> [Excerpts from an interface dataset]

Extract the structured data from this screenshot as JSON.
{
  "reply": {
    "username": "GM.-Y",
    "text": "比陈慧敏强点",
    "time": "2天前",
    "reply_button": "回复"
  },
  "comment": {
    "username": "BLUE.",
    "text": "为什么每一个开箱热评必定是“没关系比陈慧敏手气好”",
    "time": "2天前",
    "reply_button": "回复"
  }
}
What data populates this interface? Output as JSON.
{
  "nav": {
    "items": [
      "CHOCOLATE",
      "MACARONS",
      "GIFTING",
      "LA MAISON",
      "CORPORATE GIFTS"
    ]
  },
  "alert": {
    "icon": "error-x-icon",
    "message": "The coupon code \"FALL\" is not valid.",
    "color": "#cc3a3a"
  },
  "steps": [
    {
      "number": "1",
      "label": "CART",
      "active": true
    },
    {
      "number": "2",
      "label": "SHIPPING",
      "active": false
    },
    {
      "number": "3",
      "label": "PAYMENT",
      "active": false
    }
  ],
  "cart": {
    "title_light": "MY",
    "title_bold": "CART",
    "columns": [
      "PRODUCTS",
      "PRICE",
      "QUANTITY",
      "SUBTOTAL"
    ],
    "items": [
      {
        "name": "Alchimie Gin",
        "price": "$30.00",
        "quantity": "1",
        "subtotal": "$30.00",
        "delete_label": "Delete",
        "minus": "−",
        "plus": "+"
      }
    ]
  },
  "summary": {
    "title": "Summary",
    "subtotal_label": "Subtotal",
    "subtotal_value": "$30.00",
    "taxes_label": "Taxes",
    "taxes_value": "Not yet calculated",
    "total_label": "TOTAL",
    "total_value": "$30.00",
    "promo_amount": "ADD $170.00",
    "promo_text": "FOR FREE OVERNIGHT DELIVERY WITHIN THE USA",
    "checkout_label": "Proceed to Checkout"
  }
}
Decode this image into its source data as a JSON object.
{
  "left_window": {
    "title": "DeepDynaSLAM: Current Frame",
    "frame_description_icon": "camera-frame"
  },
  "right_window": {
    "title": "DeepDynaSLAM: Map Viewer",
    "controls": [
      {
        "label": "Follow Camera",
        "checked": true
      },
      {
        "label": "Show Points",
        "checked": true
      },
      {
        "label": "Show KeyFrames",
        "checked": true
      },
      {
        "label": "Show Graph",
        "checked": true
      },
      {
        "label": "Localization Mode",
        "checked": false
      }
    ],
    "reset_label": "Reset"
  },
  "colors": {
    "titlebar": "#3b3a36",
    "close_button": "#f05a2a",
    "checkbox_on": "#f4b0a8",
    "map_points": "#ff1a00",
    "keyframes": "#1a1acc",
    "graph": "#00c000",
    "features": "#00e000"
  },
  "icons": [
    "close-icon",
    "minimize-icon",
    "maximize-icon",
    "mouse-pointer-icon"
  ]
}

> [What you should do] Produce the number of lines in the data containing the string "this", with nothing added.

> [Task solution] 3